■ **About this exercise**:
Each record must be output exactly and in full.

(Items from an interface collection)
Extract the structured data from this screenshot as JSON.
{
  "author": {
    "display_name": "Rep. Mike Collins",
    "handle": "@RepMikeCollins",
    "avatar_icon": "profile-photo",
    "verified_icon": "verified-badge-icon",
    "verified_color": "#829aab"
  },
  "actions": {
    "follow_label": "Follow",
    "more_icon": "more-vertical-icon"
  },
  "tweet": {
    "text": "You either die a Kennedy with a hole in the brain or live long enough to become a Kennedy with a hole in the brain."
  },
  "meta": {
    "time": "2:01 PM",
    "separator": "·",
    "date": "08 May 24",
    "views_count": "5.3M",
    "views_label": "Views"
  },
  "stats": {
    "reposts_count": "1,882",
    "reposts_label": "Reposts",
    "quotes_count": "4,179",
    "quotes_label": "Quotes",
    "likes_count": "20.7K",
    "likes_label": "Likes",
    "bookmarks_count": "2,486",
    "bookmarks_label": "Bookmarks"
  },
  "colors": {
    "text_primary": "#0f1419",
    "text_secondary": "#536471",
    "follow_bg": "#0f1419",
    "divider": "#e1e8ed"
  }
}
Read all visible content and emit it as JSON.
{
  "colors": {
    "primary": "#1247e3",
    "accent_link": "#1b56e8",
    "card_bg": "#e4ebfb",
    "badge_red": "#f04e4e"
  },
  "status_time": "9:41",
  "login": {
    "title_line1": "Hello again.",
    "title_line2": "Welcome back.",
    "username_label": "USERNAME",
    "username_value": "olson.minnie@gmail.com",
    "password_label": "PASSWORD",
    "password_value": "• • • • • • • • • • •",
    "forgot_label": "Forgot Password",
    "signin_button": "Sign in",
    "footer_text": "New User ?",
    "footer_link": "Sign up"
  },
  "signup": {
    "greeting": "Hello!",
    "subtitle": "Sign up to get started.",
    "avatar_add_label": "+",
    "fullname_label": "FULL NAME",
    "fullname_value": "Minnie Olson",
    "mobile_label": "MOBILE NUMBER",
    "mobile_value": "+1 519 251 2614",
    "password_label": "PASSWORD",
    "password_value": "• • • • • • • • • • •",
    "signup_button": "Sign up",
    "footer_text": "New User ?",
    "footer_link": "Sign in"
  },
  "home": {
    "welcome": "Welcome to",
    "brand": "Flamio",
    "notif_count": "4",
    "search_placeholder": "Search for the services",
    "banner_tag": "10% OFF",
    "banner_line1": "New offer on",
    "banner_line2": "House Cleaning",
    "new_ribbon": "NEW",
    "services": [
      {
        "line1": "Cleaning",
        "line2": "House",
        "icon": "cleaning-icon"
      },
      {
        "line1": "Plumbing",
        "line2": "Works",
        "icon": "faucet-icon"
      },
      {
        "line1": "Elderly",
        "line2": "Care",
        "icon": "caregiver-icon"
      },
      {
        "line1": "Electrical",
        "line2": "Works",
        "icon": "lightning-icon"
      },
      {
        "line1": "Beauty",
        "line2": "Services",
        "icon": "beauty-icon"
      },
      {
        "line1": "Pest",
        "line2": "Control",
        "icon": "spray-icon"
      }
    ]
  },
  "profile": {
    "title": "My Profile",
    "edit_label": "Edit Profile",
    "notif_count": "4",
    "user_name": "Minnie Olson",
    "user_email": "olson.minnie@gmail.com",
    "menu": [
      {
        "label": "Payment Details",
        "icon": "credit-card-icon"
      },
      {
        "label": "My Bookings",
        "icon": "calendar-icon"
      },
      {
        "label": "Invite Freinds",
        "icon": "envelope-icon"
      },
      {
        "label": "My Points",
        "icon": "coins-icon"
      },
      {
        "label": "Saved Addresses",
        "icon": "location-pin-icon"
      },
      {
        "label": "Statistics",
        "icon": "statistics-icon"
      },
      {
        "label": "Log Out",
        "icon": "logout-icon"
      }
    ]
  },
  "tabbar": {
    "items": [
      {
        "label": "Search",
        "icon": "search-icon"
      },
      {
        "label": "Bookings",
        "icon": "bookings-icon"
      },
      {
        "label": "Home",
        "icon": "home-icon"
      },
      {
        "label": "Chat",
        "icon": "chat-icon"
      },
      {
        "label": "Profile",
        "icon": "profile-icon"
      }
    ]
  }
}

■ **Exercise response**:
Extract the structured data from this screenshot as JSON.
{
  "author": {
    "display_name": "Rep. Mike Collins",
    "handle": "@RepMikeCollins",
    "avatar_icon": "profile-photo",
    "verified_icon": "verified-badge-icon",
    "verified_color": "#829aab"
  },
  "actions": {
    "follow_label": "Follow",
    "more_icon": "more-vertical-icon"
  },
  "tweet": {
    "text": "You either die a Kennedy with a hole in the brain or live long enough to become a Kennedy with a hole in the brain."
  },
  "meta": {
    "time": "2:01 PM",
    "separator": "·",
    "date": "08 May 24",
    "views_count": "5.3M",
    "views_label": "Views"
  },
  "stats": {
    "reposts_count": "1,882",
    "reposts_label": "Reposts",
    "quotes_count": "4,179",
    "quotes_label": "Quotes",
    "likes_count": "20.7K",
    "likes_label": "Likes",
    "bookmarks_count": "2,486",
    "bookmarks_label": "Bookmarks"
  },
  "colors": {
    "text_primary": "#0f1419",
    "text_secondary": "#536471",
    "follow_bg": "#0f1419",
    "divider": "#e1e8ed"
  }
}
Read all visible content and emit it as JSON.
{
  "colors": {
    "primary": "#1247e3",
    "accent_link": "#1b56e8",
    "card_bg": "#e4ebfb",
    "badge_red": "#f04e4e"
  },
  "status_time": "9:41",
  "login": {
    "title_line1": "Hello again.",
    "title_line2": "Welcome back.",
    "username_label": "USERNAME",
    "username_value": "olson.minnie@gmail.com",
    "password_label": "PASSWORD",
    "password_value": "• • • • • • • • • • •",
    "forgot_label": "Forgot Password",
    "signin_button": "Sign in",
    "footer_text": "New User ?",
    "footer_link": "Sign up"
  },
  "signup": {
    "greeting": "Hello!",
    "subtitle": "Sign up to get started.",
    "avatar_add_label": "+",
    "fullname_label": "FULL NAME",
    "fullname_value": "Minnie Olson",
    "mobile_label": "MOBILE NUMBER",
    "mobile_value": "+1 519 251 2614",
    "password_label": "PASSWORD",
    "password_value": "• • • • • • • • • • •",
    "signup_button": "Sign up",
    "footer_text": "New User ?",
    "footer_link": "Sign in"
  },
  "home": {
    "welcome": "Welcome to",
    "brand": "Flamio",
    "notif_count": "4",
    "search_placeholder": "Search for the services",
    "banner_tag": "10% OFF",
    "banner_line1": "New offer on",
    "banner_line2": "House Cleaning",
    "new_ribbon": "NEW",
    "services": [
      {
        "line1": "Cleaning",
        "line2": "House",
        "icon": "cleaning-icon"
      },
      {
        "line1": "Plumbing",
        "line2": "Works",
        "icon": "faucet-icon"
      },
      {
        "line1": "Elderly",
        "line2": "Care",
        "icon": "caregiver-icon"
      },
      {
        "line1": "Electrical",
        "line2": "Works",
        "icon": "lightning-icon"
      },
      {
        "line1": "Beauty",
        "line2": "Services",
        "icon": "beauty-icon"
      },
      {
        "line1": "Pest",
        "line2": "Control",
        "icon": "spray-icon"
      }
    ]
  },
  "profile": {
    "title": "My Profile",
    "edit_label": "Edit Profile",
    "notif_count": "4",
    "user_name": "Minnie Olson",
    "user_email": "olson.minnie@gmail.com",
    "menu": [
      {
        "label": "Payment Details",
        "icon": "credit-card-icon"
      },
      {
        "label": "My Bookings",
        "icon": "calendar-icon"
      },
      {
        "label": "Invite Freinds",
        "icon": "envelope-icon"
      },
      {
        "label": "My Points",
        "icon": "coins-icon"
      },
      {
        "label": "Saved Addresses",
        "icon": "location-pin-icon"
      },
      {
        "label": "Statistics",
        "icon": "statistics-icon"
      },
      {
        "label": "Log Out",
        "icon": "logout-icon"
      }
    ]
  },
  "tabbar": {
    "items": [
      {
        "label": "Search",
        "icon": "search-icon"
      },
      {
        "label": "Bookings",
        "icon": "bookings-icon"
      },
      {
        "label": "Home",
        "icon": "home-icon"
      },
      {
        "label": "Chat",
        "icon": "chat-icon"
      },
      {
        "label": "Profile",
        "icon": "profile-icon"
      }
    ]
  }
}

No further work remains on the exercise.